We present here a web-based decision support tool for rural water
supply, intended to be used by planners or community members. This
tool can be used to understand current water source choice and demand.
This tool can also be used to simulate different scenarios such as
changes in the price, quality, or placement of available sources.
Get started by following the prompts below to: (1) upload water source data, (2) input village characteristics, and (3) execute the model to make source choice and water demand predictions.
This tool requires users to upload data on all available water sources
in their study site. If using a GeoJSON file, users should include
information on the name, price, and quality of each source using the
'properties' object; longitude and latitude information should be
included using the 'geometry' object. (Click
to download an example JSON file for rural Kenya that you can use to
run the model; you will want to save it locally to your computer). The
model can also import KML files; the name of each source should be in
the 'name' object and the longitude and latitude information should be
included using the 'coordinates' object.
Select the data file for your study site below, or select the JSON example file you saved to your computer:
Once you have selected your data file, click the 'Import' button to display your data on the map and in the table below.
Notice the table below is editable. Use this feature to correct
mistakes in the data, or add missing source characteristics. (Note
that because KML file formats do not allow users to include source
characteristics, KML file users will need to manually change the
source price and quality characteristics from their defaults
(default settings: price=0, and quality='fair')).
If you need to delete a particular source, use the 'delete' button in the rightmost column. If you need to add a new source to your data, click the 'Add' button. The new source will appear on the map, and in the last row of the table. Edit the default source characteristics as necessary.
To calculate demand, we need to know the population at each location
in the study site. The map below is overlayed with grid cells that
will be used to input population density data. The default population
in each cell is
households per grid cell.
To indicate a higher population density in a particular grid cell, left-click on the cell. To indicate a lower population density in a grid cell, right-click on the cell. When you click or hover over a particular cell, the population density of that cell will be printed below.
grid cell. Note: you can zoom in and/or use the 'Satellite' view to
help approximate the population density.
To calculate demand, we also need to know the prevalence of private sources (like a private well or piped connection) at each location in the study site. Just as before, the map below is overlayed with grid cells, but now you will input the percent of households that primarily use a private source for water collection. The default percent of households that primarily use a private source in each cell is percent.
To indicate a higher prevalence of private source usage in a particular grid cell, left-click on the cell. To indicate a lower prevalence of private source usage in a grid cell, right-click on the cell. When you click or hover over a particular cell, the prevalence of private source usage in that cell will be printed below.
Percent of households using a private source:
Lastly, we need know how rain water consumption changes with the seasons. Use the graph below to input the percent of household water demand that is supplied by rainwater in each month of the year.
We now have all the information we need to predict: (1) the source

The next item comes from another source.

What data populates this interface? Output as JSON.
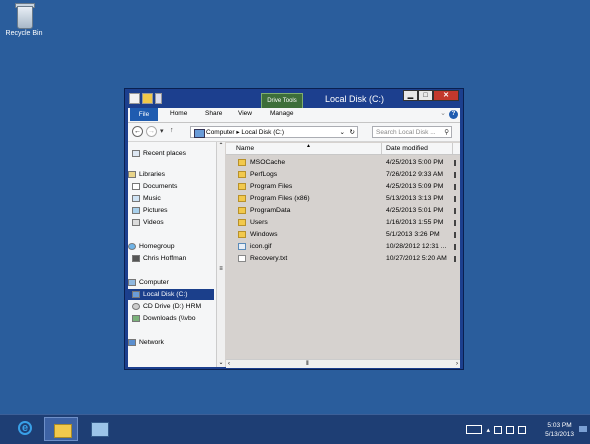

that each household will primarily use, (2) household demand, and (3)
aggregate demand at each source. For more information regarding the
underlying modeling, we refer you to Wagner et al. 2019 (link).
Default parameters for the simulation can be edited below:
Quality 'good' coefficient:
Quality 'poor' coefficient:
Click the 'Simulate' button to simulate household source choice and demand.
This may take several minutes.